# TASK INSTRUCTIONS
Say nothing but the number of lines below in which the string "phone" appears.

◇ ◇ ◇

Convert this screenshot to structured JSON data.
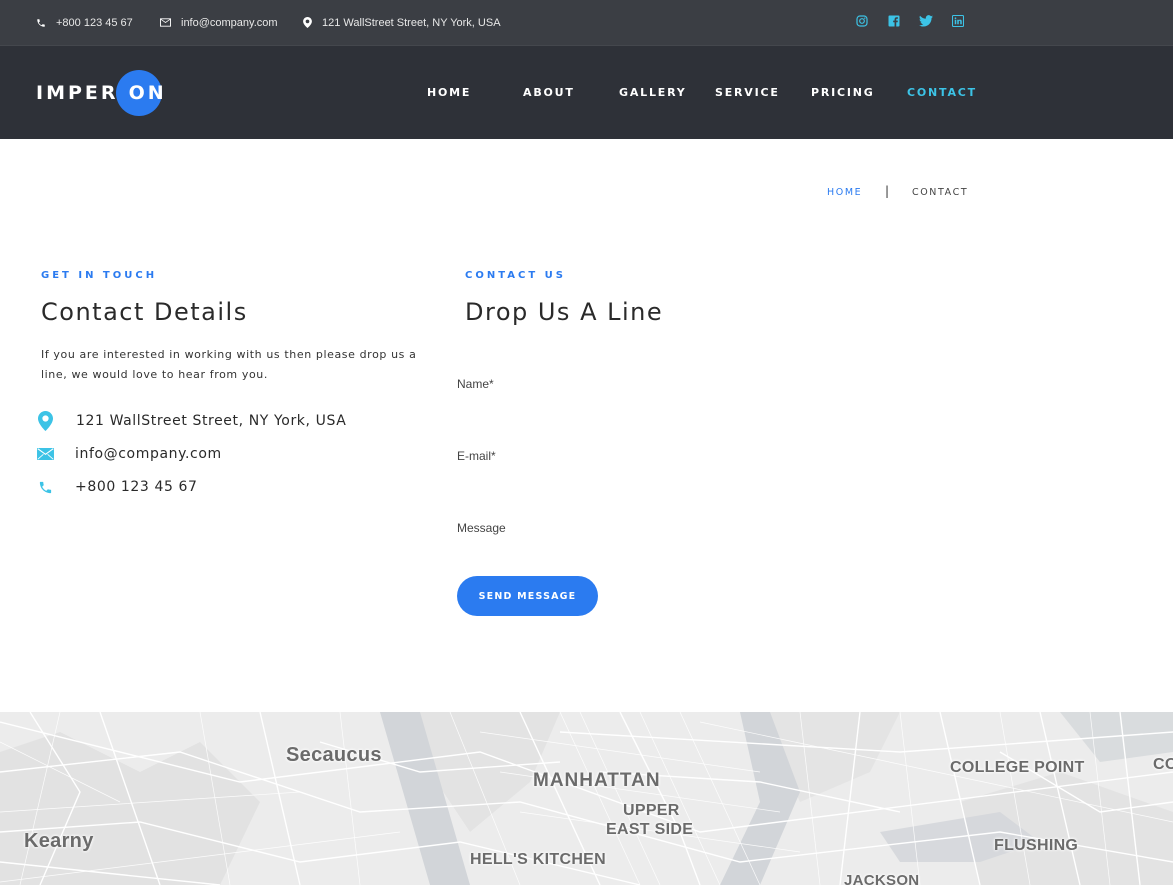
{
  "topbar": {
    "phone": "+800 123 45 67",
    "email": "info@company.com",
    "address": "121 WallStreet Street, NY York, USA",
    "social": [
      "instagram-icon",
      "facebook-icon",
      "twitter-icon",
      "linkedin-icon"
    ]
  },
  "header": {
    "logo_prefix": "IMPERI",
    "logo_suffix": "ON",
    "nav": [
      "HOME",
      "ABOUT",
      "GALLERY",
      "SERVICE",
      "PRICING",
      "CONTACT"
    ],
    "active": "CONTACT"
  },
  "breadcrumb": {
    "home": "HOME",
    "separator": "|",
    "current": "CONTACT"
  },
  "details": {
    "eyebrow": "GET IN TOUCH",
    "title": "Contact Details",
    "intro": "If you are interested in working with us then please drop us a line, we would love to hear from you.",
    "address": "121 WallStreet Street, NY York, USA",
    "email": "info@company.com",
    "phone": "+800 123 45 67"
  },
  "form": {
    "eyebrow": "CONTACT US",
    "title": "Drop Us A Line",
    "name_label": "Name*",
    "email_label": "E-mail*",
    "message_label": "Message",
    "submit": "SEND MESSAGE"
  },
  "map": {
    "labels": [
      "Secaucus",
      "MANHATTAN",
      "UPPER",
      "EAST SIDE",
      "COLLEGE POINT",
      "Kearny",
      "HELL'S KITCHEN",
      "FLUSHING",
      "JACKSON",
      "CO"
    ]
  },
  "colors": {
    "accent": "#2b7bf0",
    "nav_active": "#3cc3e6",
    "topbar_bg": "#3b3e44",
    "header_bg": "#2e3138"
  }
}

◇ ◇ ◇

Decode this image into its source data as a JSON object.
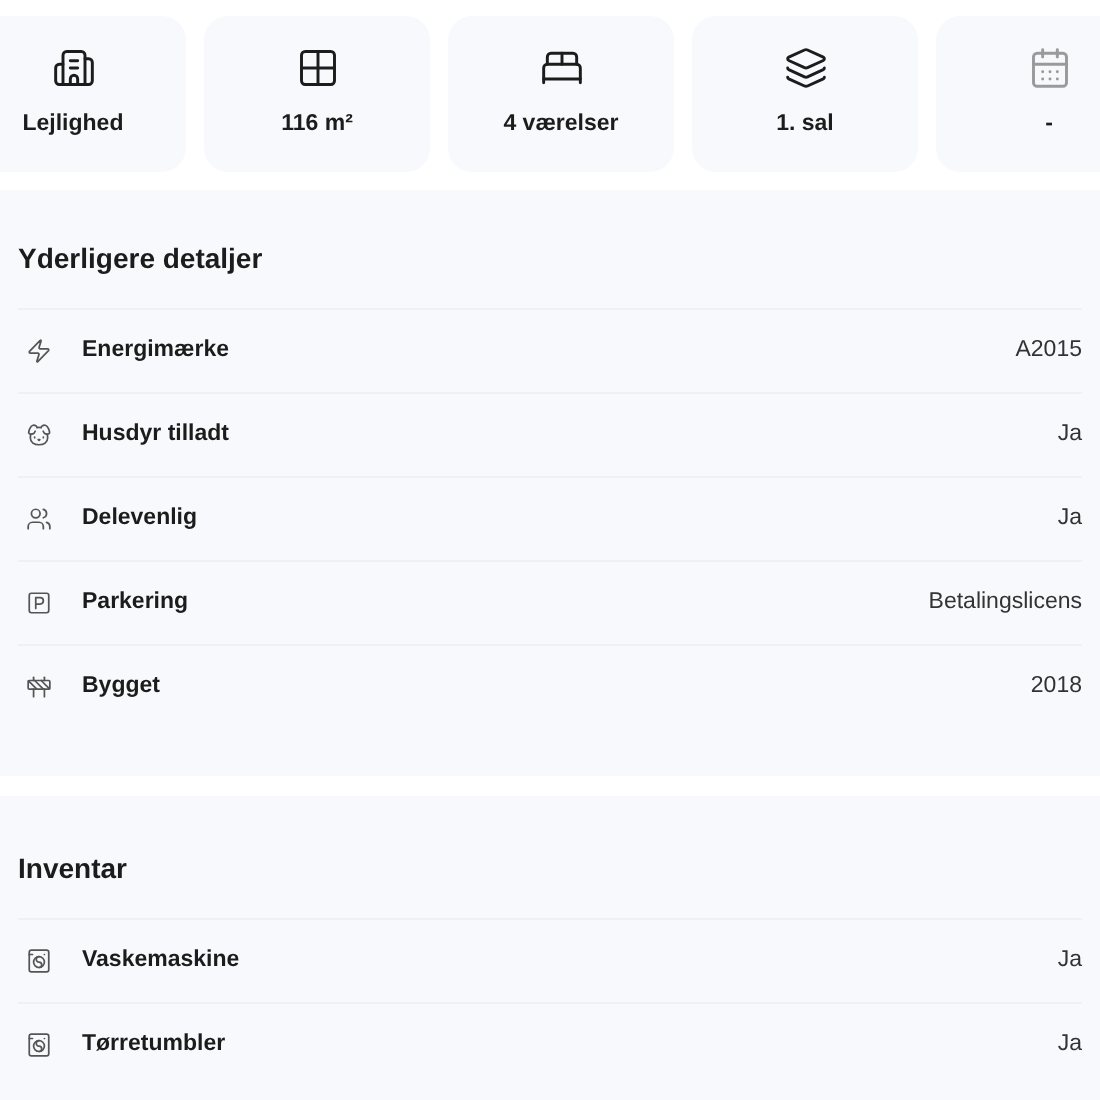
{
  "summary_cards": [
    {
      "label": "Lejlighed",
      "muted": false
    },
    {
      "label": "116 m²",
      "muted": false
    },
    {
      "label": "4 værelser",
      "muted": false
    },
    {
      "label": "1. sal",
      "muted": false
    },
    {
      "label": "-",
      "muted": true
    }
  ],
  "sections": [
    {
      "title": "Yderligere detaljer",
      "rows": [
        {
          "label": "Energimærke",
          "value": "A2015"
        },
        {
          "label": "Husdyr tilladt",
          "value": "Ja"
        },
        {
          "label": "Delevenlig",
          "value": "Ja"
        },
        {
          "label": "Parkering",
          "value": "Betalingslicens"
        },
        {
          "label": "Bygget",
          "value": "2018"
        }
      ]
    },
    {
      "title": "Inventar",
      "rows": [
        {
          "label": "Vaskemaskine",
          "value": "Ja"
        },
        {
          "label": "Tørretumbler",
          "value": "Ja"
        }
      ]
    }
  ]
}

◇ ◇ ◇

# EXERCISE ANSWER
2